### Exercise requirements
Look through the records below, and whenever a line contains "more", copy it.

### Collection entries

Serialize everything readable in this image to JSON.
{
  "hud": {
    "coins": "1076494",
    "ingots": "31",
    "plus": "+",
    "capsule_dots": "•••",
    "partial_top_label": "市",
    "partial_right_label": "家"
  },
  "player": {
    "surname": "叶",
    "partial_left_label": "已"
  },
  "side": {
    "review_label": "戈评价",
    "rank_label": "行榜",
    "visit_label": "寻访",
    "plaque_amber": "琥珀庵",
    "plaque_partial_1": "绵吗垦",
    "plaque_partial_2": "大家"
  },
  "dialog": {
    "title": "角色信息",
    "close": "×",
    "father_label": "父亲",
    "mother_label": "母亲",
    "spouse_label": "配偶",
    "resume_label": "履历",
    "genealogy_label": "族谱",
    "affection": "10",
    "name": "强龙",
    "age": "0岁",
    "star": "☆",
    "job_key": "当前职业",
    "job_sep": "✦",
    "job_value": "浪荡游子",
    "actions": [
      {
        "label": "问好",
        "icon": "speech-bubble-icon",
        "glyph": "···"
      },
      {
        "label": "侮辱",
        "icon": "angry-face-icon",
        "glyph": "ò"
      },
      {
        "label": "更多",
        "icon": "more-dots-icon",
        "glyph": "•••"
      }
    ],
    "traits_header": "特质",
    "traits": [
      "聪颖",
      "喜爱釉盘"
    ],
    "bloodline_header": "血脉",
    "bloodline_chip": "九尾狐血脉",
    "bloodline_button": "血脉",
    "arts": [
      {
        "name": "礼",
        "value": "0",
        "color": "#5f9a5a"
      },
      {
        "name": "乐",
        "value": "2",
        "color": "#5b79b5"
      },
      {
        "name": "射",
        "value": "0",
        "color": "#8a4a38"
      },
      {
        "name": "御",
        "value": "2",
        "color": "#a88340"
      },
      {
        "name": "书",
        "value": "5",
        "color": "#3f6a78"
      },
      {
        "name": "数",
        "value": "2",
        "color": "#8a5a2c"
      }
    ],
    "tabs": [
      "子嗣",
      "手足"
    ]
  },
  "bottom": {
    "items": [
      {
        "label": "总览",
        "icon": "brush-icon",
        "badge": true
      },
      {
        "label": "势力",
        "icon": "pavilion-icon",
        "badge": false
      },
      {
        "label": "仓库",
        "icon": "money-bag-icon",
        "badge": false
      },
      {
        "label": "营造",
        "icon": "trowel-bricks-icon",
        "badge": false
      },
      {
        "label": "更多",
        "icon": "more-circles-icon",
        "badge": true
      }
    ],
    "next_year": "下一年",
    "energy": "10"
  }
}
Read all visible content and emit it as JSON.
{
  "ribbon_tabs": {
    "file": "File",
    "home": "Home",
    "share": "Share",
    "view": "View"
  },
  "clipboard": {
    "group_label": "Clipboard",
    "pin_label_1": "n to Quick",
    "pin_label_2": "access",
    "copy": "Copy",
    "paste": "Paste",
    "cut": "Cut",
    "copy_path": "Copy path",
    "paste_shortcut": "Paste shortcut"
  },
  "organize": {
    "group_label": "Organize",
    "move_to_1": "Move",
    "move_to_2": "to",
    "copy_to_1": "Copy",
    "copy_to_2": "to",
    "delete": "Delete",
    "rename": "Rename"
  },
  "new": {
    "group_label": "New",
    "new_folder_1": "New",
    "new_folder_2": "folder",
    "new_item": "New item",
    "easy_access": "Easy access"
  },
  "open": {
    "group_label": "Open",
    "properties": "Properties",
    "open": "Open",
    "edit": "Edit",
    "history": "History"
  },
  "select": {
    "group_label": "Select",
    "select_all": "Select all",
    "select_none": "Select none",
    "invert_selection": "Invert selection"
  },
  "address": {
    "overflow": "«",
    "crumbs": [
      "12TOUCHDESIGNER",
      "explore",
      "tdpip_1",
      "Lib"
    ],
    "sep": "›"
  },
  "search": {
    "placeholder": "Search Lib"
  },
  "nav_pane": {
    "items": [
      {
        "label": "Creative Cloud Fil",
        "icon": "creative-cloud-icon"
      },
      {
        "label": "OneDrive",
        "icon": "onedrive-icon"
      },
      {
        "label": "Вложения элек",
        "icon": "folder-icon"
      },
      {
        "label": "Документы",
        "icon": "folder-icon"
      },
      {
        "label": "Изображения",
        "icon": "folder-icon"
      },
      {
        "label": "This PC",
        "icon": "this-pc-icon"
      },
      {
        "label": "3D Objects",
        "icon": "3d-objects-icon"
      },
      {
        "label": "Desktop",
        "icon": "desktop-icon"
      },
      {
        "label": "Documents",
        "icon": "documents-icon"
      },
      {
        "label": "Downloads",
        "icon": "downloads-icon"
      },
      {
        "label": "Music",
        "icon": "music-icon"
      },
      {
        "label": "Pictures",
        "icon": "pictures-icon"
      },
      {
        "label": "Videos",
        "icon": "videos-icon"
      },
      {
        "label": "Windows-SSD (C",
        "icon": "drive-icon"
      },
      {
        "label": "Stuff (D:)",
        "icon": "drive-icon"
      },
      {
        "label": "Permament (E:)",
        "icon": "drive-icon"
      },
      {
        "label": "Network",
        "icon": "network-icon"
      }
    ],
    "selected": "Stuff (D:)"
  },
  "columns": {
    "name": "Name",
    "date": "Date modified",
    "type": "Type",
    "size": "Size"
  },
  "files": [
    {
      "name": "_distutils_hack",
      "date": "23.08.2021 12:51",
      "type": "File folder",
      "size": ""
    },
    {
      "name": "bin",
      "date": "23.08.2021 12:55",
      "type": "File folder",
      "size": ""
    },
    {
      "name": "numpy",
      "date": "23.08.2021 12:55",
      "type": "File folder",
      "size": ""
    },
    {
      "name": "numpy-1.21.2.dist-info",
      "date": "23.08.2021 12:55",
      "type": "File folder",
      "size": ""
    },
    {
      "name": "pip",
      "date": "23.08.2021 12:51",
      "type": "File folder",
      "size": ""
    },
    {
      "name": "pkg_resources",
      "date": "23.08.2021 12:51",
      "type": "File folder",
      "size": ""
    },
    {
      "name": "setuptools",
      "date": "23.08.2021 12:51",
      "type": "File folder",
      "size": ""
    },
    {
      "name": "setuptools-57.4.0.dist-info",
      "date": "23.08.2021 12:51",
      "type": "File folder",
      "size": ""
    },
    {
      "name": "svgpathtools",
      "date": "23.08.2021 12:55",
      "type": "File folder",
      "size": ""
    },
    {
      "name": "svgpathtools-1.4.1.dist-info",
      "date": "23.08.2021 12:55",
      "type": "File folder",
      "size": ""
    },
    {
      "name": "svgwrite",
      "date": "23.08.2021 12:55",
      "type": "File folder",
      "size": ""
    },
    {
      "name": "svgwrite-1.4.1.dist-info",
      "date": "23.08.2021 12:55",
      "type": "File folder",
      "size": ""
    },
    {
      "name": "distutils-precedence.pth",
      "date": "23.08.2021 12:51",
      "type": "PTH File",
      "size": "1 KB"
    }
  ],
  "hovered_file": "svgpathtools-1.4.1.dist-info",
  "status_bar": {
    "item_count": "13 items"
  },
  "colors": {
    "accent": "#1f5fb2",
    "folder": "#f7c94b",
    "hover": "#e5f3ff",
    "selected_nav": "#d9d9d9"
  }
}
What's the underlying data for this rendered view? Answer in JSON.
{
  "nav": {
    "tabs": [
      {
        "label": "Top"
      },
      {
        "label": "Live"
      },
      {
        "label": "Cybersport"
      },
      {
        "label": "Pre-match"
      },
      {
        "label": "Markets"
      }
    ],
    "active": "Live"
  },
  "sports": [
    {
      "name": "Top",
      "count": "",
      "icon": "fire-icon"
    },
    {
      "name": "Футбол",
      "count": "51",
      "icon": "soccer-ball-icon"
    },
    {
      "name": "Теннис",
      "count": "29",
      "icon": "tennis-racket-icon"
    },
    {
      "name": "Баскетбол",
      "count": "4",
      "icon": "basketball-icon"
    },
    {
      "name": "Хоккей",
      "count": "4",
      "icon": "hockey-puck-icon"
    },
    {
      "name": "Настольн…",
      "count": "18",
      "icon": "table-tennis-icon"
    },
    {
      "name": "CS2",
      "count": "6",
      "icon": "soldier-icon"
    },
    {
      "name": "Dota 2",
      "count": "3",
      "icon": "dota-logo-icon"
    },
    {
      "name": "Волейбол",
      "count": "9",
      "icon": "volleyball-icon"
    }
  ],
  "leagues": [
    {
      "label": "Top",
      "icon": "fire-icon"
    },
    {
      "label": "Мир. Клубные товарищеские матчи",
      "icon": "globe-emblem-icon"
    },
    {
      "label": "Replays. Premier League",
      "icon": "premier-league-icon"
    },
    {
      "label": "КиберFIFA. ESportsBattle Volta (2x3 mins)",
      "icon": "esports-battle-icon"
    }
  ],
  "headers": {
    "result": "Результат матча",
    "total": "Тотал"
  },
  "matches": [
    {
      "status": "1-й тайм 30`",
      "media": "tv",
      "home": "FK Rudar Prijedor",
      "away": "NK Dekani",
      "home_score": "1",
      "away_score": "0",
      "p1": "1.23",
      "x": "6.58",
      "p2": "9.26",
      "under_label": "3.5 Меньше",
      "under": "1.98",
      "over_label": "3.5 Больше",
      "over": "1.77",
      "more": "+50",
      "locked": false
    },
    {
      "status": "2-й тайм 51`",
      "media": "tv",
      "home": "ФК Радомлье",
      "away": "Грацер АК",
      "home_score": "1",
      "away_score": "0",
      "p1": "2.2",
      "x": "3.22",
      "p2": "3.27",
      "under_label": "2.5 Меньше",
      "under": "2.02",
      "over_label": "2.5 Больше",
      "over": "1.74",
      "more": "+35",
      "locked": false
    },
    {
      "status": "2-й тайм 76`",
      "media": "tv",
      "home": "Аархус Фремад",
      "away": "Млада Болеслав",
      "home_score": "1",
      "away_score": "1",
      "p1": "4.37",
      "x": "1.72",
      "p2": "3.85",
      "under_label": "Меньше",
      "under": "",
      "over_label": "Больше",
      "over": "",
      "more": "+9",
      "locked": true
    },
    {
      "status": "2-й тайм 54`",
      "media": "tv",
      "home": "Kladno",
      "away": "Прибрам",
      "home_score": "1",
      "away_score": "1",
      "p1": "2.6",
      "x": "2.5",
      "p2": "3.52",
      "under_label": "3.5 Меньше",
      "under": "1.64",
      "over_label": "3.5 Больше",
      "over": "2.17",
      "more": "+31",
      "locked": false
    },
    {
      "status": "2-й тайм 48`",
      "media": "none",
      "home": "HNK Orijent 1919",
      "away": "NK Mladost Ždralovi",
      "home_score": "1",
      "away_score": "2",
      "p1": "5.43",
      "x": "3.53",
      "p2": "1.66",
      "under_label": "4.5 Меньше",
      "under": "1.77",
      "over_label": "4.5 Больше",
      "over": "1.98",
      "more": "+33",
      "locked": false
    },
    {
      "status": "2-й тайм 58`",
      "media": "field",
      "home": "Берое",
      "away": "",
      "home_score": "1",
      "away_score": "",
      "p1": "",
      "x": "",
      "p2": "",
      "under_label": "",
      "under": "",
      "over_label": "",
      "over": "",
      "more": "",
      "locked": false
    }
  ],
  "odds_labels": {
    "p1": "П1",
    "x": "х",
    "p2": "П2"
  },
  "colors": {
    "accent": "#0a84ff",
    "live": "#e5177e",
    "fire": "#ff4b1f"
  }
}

### Exercise response
        "icon": "more-dots-icon",
        "icon": "more-circles-icon",
      "more": "+50",
      "more": "+35",
      "more": "+9",
      "more": "+31",
      "more": "+33",
      "more": "",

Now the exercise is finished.